▶ _The problem_:
Wherever a line in the data below holds "Windows", copy that line.

'''

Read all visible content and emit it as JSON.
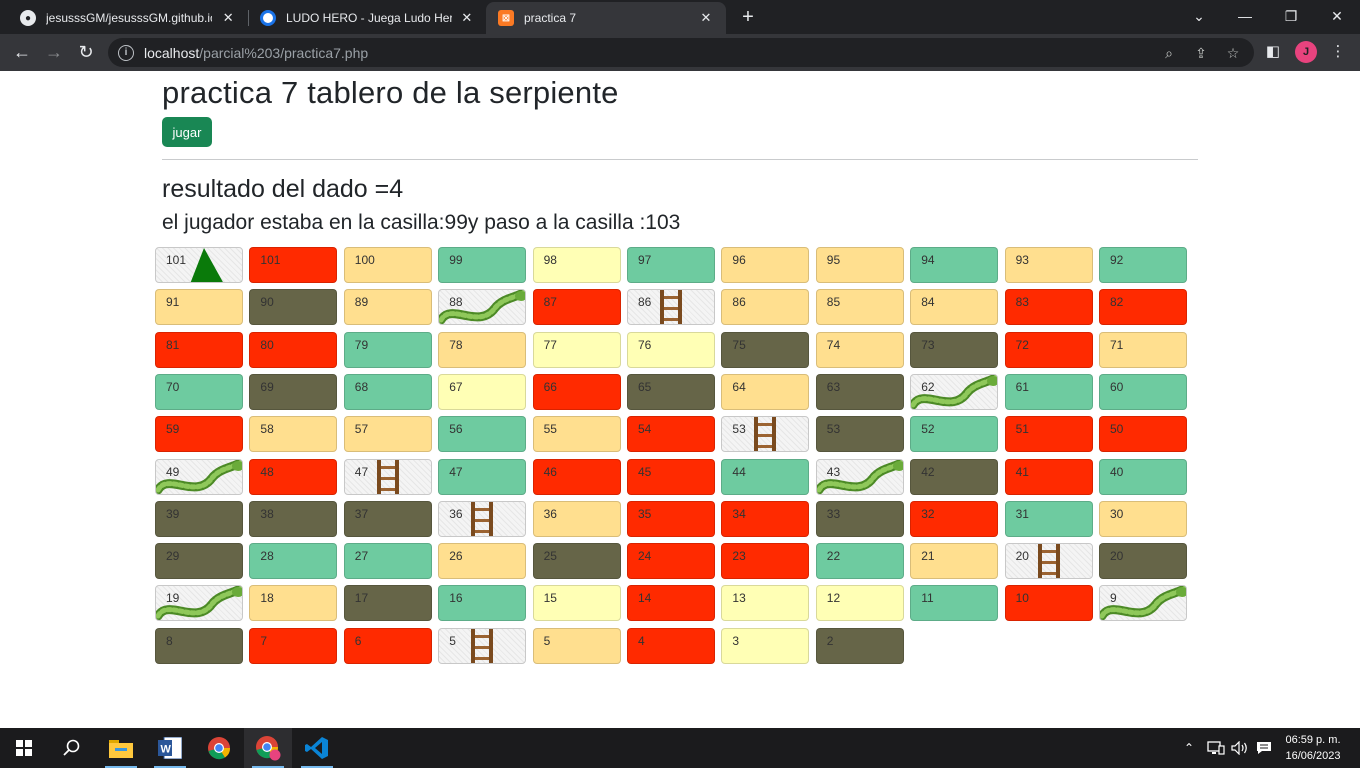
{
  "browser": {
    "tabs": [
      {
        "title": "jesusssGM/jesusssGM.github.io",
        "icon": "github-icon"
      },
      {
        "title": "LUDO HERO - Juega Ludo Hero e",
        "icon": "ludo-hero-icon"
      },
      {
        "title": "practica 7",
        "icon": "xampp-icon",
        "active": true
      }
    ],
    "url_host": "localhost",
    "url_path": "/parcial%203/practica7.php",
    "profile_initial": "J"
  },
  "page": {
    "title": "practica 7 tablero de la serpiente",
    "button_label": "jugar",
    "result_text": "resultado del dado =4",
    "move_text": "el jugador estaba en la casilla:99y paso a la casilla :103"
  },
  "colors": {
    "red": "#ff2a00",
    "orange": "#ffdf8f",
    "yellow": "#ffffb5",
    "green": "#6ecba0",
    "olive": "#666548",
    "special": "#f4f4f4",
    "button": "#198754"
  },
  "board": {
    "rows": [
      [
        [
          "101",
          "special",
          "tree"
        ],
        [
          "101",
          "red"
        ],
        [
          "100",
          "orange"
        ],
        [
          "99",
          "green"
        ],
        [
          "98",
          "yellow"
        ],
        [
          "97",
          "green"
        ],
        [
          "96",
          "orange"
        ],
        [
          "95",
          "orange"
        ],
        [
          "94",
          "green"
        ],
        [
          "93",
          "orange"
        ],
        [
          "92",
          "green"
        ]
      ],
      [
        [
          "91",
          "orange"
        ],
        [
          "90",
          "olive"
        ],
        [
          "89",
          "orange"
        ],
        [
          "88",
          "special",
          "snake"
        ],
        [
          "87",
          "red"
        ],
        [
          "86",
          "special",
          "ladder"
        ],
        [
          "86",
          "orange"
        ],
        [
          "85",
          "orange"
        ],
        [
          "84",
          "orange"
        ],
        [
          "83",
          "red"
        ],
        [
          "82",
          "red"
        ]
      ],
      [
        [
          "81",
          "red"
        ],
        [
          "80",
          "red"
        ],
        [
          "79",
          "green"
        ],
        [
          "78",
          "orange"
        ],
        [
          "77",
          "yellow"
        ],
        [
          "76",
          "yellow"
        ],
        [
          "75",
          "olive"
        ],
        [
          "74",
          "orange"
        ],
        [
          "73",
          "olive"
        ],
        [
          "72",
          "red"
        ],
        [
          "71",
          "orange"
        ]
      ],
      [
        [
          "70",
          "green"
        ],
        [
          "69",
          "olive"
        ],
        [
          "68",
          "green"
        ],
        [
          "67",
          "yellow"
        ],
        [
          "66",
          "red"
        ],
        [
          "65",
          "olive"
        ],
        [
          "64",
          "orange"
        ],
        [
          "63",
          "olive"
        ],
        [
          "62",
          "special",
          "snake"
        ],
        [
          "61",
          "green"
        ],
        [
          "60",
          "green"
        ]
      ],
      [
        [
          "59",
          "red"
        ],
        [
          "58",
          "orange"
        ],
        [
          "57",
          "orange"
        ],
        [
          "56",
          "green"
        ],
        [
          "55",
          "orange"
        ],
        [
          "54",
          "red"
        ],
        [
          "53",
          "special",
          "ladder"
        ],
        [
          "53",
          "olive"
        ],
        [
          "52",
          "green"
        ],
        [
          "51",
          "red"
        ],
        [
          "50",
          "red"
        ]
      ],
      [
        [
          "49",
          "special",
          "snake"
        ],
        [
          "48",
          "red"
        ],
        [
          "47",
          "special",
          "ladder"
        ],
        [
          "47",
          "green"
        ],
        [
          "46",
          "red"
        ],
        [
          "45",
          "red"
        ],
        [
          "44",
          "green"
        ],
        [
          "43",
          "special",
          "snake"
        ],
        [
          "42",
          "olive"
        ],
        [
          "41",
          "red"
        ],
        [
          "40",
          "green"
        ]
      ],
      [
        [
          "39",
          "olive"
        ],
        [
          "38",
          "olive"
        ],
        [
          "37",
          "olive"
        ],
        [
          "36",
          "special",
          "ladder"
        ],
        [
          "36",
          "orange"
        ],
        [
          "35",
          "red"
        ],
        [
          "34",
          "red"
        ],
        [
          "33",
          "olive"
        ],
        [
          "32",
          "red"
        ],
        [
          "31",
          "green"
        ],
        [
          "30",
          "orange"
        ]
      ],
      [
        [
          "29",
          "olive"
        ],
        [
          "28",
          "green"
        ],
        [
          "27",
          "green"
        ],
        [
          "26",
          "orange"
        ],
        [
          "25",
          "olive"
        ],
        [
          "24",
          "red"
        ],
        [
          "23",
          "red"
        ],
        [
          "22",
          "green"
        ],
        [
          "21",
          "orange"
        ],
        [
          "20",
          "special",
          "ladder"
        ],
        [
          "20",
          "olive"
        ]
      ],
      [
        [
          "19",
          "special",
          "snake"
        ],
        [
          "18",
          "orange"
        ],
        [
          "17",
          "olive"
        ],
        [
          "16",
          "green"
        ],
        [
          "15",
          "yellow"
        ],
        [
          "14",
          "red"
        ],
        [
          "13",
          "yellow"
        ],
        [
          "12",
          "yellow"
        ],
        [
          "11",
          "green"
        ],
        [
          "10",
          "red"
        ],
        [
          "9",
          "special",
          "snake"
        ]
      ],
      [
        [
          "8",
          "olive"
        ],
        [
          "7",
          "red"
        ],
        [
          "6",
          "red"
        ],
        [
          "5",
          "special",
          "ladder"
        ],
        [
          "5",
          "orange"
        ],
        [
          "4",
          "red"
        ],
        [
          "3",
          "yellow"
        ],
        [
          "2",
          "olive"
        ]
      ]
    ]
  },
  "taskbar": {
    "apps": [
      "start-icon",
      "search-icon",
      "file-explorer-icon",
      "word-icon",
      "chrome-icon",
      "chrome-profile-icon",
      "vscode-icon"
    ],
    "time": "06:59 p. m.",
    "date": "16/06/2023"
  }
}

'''
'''

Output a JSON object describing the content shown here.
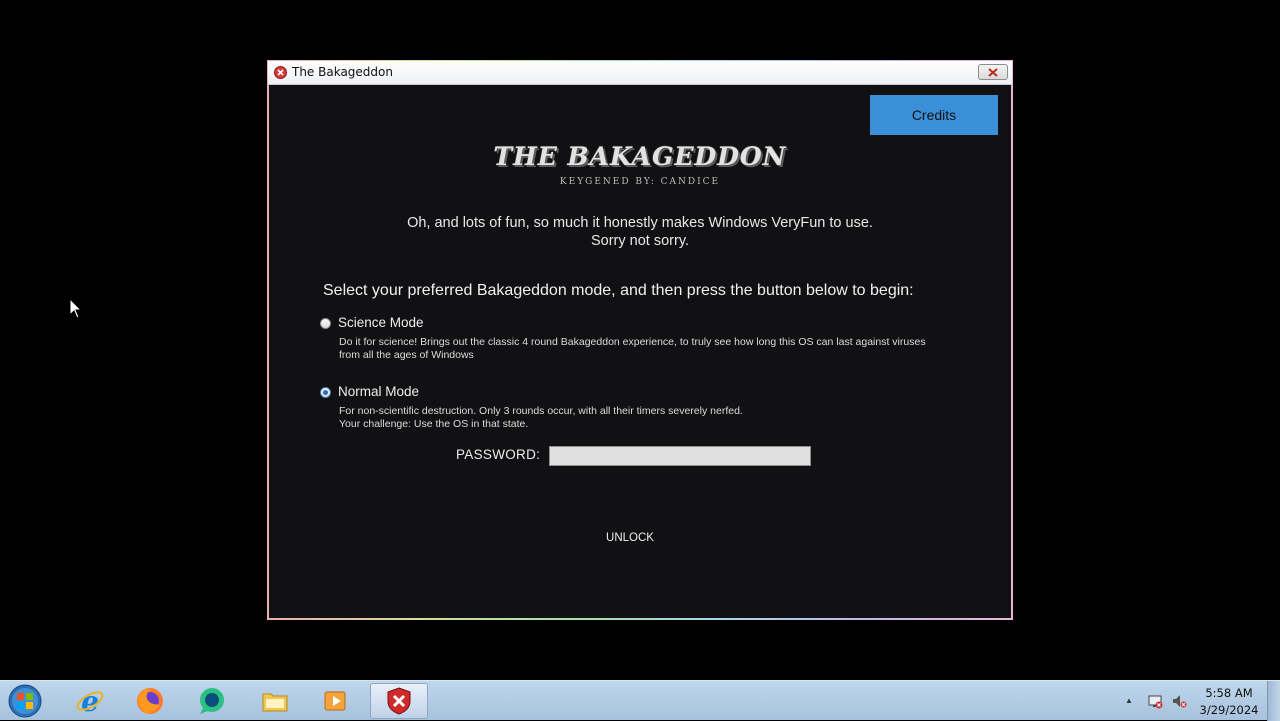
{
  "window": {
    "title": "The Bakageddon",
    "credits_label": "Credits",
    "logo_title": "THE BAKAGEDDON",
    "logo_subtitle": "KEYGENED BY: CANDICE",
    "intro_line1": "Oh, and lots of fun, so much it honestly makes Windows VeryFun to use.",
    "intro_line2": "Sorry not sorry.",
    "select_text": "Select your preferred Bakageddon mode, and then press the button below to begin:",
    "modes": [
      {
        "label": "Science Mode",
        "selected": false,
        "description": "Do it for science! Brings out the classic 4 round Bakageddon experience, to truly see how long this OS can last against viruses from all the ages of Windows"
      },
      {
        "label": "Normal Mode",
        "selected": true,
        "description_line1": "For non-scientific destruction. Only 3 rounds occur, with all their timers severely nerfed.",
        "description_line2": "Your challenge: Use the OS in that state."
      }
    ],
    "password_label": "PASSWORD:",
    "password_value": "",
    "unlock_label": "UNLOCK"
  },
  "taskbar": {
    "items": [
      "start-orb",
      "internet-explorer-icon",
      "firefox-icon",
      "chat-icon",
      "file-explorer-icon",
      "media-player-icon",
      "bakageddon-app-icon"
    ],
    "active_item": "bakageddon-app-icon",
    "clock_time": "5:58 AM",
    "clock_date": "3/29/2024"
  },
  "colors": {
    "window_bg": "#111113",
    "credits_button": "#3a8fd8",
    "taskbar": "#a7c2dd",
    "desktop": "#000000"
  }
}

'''

▶ _Response box_:
    "intro_line1": "Oh, and lots of fun, so much it honestly makes Windows VeryFun to use.",
        "description": "Do it for science! Brings out the classic 4 round Bakageddon experience, to truly see how long this OS can last against viruses from all the ages of Windows"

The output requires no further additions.